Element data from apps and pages

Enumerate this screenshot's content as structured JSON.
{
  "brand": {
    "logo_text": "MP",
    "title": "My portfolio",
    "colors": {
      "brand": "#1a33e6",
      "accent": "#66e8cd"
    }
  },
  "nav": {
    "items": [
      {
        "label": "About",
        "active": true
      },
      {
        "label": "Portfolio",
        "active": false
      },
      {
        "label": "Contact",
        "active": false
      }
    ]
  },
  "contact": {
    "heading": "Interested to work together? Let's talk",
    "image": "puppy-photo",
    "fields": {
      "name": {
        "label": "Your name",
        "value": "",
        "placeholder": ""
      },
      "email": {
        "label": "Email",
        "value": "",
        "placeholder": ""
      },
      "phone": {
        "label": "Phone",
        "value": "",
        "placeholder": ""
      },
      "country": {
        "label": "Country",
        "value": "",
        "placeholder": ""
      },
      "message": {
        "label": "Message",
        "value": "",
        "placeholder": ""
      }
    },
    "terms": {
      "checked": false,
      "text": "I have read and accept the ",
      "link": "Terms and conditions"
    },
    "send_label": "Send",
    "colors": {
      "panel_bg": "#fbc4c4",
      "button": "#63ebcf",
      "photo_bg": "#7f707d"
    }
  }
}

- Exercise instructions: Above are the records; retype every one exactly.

- Output of the task:
Enumerate this screenshot's content as structured JSON.
{
  "brand": {
    "logo_text": "MP",
    "title": "My portfolio",
    "colors": {
      "brand": "#1a33e6",
      "accent": "#66e8cd"
    }
  },
  "nav": {
    "items": [
      {
        "label": "About",
        "active": true
      },
      {
        "label": "Portfolio",
        "active": false
      },
      {
        "label": "Contact",
        "active": false
      }
    ]
  },
  "contact": {
    "heading": "Interested to work together? Let's talk",
    "image": "puppy-photo",
    "fields": {
      "name": {
        "label": "Your name",
        "value": "",
        "placeholder": ""
      },
      "email": {
        "label": "Email",
        "value": "",
        "placeholder": ""
      },
      "phone": {
        "label": "Phone",
        "value": "",
        "placeholder": ""
      },
      "country": {
        "label": "Country",
        "value": "",
        "placeholder": ""
      },
      "message": {
        "label": "Message",
        "value": "",
        "placeholder": ""
      }
    },
    "terms": {
      "checked": false,
      "text": "I have read and accept the ",
      "link": "Terms and conditions"
    },
    "send_label": "Send",
    "colors": {
      "panel_bg": "#fbc4c4",
      "button": "#63ebcf",
      "photo_bg": "#7f707d"
    }
  }
}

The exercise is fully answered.